• **Work instructions**
Restate only the tail of the data below, starting at the line that contains "Enumerate this screenshot's" and including the last line, word for word.

[Dataset rows for apps and sites]
☆ ☆ ☆ ☆
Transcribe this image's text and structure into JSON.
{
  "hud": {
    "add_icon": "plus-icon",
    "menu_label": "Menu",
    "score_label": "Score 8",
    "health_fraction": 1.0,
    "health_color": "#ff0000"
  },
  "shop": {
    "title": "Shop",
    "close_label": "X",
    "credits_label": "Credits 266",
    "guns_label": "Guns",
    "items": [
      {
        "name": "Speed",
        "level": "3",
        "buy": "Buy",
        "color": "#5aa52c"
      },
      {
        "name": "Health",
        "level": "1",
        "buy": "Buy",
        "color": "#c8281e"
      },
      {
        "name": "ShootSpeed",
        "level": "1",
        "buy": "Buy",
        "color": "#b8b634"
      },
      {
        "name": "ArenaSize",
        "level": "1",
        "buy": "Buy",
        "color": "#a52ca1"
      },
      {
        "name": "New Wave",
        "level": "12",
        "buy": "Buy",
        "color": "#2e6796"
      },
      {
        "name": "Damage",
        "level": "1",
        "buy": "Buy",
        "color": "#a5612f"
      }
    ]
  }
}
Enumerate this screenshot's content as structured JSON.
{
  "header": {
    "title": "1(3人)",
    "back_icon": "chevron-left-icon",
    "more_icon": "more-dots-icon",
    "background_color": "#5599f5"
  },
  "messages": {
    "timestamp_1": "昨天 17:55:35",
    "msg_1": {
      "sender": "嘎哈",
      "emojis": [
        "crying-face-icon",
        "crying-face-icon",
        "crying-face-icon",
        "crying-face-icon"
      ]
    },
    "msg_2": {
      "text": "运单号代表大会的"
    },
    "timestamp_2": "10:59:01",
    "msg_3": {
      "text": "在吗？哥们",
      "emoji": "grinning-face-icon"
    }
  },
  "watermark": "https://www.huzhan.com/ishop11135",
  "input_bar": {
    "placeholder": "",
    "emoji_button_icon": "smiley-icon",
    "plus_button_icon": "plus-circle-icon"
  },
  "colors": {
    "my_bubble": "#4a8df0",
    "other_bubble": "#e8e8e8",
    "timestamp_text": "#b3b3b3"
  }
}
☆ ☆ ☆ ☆
• **Response area**
Enumerate this screenshot's content as structured JSON.
{
  "header": {
    "title": "1(3人)",
    "back_icon": "chevron-left-icon",
    "more_icon": "more-dots-icon",
    "background_color": "#5599f5"
  },
  "messages": {
    "timestamp_1": "昨天 17:55:35",
    "msg_1": {
      "sender": "嘎哈",
      "emojis": [
        "crying-face-icon",
        "crying-face-icon",
        "crying-face-icon",
        "crying-face-icon"
      ]
    },
    "msg_2": {
      "text": "运单号代表大会的"
    },
    "timestamp_2": "10:59:01",
    "msg_3": {
      "text": "在吗？哥们",
      "emoji": "grinning-face-icon"
    }
  },
  "watermark": "https://www.huzhan.com/ishop11135",
  "input_bar": {
    "placeholder": "",
    "emoji_button_icon": "smiley-icon",
    "plus_button_icon": "plus-circle-icon"
  },
  "colors": {
    "my_bubble": "#4a8df0",
    "other_bubble": "#e8e8e8",
    "timestamp_text": "#b3b3b3"
  }
}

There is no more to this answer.